Data records for software interfaces:

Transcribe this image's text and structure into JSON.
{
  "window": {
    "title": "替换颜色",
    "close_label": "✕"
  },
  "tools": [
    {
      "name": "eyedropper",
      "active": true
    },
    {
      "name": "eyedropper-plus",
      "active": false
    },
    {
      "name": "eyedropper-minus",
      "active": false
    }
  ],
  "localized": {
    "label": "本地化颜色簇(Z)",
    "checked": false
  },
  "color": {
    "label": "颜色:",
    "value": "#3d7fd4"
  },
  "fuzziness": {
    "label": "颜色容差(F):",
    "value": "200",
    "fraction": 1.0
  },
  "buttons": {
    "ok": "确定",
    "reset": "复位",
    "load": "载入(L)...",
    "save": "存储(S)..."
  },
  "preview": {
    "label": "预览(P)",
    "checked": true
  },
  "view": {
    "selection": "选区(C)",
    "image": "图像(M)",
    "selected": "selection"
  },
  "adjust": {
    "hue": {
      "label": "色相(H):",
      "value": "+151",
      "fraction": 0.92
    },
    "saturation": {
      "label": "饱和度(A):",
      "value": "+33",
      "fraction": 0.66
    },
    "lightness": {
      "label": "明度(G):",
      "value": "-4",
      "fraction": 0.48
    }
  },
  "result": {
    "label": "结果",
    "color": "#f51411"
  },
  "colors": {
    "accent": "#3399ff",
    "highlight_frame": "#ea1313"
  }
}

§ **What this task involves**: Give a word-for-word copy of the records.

§ **Reply**:
Transcribe this image's text and structure into JSON.
{
  "window": {
    "title": "替换颜色",
    "close_label": "✕"
  },
  "tools": [
    {
      "name": "eyedropper",
      "active": true
    },
    {
      "name": "eyedropper-plus",
      "active": false
    },
    {
      "name": "eyedropper-minus",
      "active": false
    }
  ],
  "localized": {
    "label": "本地化颜色簇(Z)",
    "checked": false
  },
  "color": {
    "label": "颜色:",
    "value": "#3d7fd4"
  },
  "fuzziness": {
    "label": "颜色容差(F):",
    "value": "200",
    "fraction": 1.0
  },
  "buttons": {
    "ok": "确定",
    "reset": "复位",
    "load": "载入(L)...",
    "save": "存储(S)..."
  },
  "preview": {
    "label": "预览(P)",
    "checked": true
  },
  "view": {
    "selection": "选区(C)",
    "image": "图像(M)",
    "selected": "selection"
  },
  "adjust": {
    "hue": {
      "label": "色相(H):",
      "value": "+151",
      "fraction": 0.92
    },
    "saturation": {
      "label": "饱和度(A):",
      "value": "+33",
      "fraction": 0.66
    },
    "lightness": {
      "label": "明度(G):",
      "value": "-4",
      "fraction": 0.48
    }
  },
  "result": {
    "label": "结果",
    "color": "#f51411"
  },
  "colors": {
    "accent": "#3399ff",
    "highlight_frame": "#ea1313"
  }
}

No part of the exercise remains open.